Task item:
Using the data below, tally the lines that include the string "image". Only the number is wanted.

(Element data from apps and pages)

——————

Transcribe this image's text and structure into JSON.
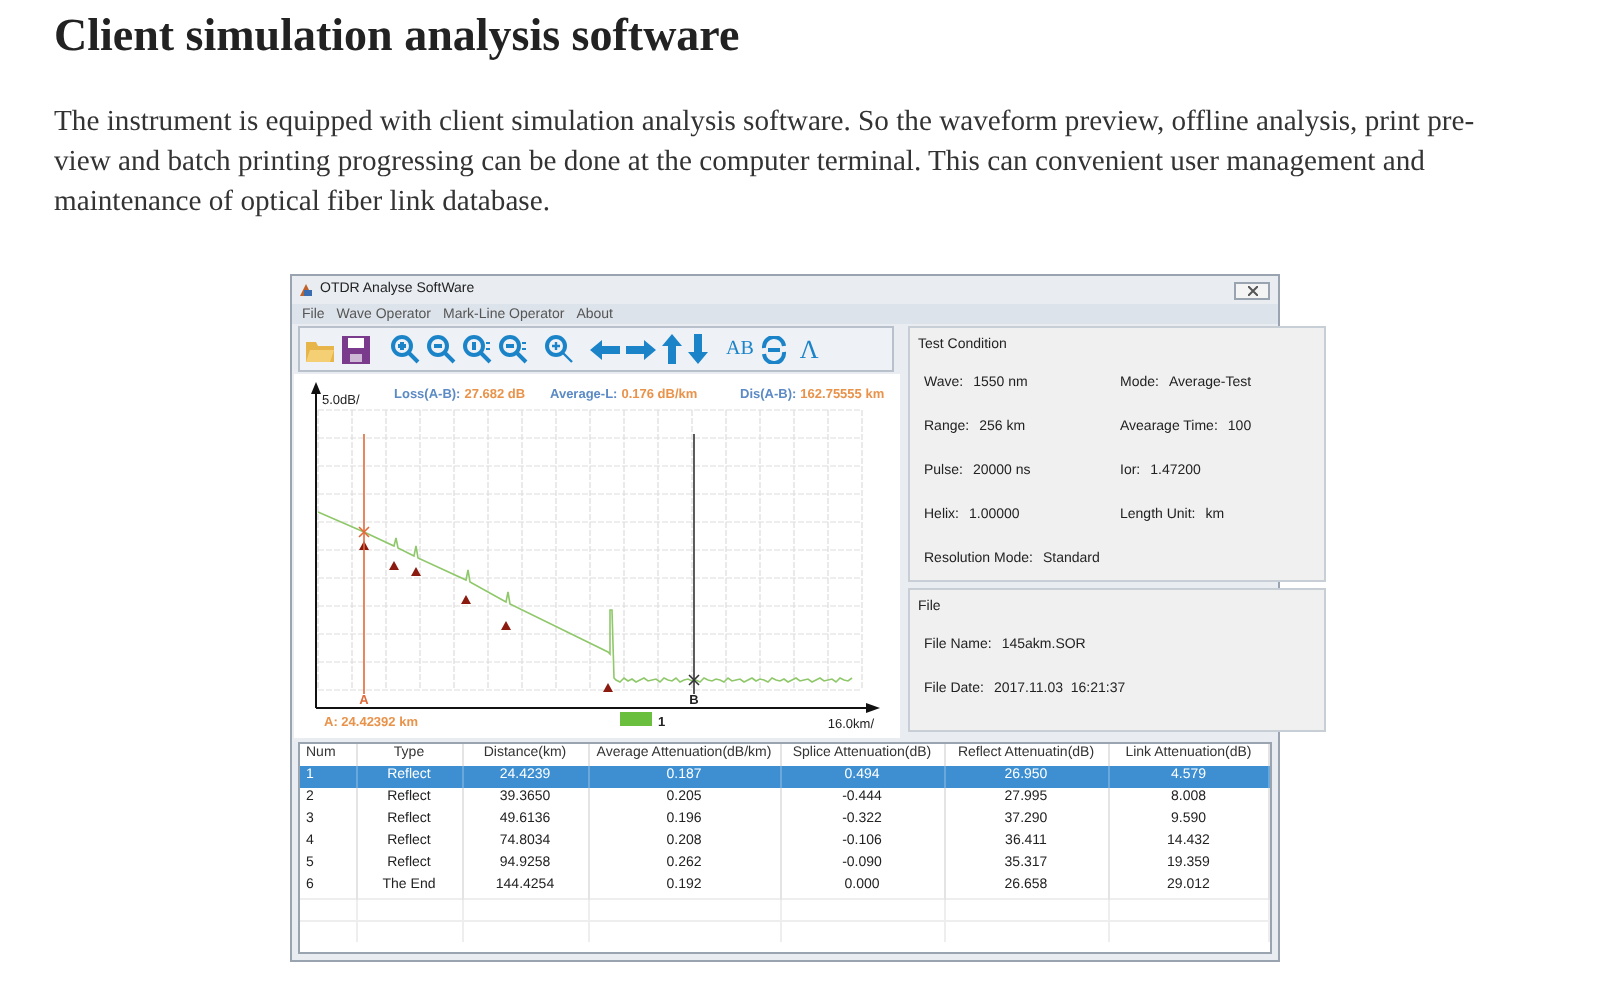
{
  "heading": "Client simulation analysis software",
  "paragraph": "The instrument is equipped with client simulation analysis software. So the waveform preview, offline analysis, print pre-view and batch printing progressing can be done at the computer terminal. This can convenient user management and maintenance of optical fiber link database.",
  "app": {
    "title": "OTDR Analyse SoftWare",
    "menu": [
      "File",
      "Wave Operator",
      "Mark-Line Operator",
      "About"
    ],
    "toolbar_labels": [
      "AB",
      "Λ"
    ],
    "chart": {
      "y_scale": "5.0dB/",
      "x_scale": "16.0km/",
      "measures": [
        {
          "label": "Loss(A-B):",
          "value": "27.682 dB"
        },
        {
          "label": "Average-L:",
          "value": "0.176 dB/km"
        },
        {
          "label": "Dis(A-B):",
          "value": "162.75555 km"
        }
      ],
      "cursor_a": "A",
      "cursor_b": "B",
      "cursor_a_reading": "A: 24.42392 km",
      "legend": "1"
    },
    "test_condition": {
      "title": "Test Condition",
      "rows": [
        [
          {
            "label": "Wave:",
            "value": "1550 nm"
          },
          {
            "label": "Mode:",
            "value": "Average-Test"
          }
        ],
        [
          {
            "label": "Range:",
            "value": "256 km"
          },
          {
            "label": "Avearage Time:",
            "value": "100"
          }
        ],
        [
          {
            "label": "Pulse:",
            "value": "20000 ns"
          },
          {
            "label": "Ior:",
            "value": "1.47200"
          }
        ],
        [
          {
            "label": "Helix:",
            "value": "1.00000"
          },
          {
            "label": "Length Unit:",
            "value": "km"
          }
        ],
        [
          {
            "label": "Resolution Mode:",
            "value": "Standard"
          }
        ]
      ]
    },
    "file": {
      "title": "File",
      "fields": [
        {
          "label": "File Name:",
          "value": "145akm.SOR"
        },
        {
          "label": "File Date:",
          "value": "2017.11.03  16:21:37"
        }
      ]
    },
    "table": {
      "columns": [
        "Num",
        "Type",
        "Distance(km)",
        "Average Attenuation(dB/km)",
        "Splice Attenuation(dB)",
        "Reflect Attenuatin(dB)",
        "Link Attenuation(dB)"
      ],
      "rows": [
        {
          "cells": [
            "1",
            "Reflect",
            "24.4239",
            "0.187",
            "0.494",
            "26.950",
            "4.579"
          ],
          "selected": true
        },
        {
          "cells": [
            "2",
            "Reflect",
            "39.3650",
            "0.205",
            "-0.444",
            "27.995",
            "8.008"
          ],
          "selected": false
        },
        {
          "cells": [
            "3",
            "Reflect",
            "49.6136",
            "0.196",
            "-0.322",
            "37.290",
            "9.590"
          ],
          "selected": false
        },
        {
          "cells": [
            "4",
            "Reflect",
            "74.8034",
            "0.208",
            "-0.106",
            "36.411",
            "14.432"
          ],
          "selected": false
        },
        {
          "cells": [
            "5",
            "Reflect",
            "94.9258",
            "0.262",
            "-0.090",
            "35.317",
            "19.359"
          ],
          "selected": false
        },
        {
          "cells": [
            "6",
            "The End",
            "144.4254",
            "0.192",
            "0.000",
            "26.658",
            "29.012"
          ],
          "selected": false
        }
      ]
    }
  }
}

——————

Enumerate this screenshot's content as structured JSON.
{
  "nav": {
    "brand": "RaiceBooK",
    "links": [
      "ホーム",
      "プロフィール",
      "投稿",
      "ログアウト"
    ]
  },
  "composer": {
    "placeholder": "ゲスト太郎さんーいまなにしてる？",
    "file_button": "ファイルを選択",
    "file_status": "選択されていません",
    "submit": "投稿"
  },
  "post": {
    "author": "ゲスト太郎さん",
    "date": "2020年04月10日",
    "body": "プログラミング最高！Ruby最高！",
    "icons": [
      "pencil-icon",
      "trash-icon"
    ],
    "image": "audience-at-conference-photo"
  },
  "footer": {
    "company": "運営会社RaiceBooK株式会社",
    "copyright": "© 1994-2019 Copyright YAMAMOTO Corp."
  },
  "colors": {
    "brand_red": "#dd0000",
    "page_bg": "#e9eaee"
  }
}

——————

Response below:
2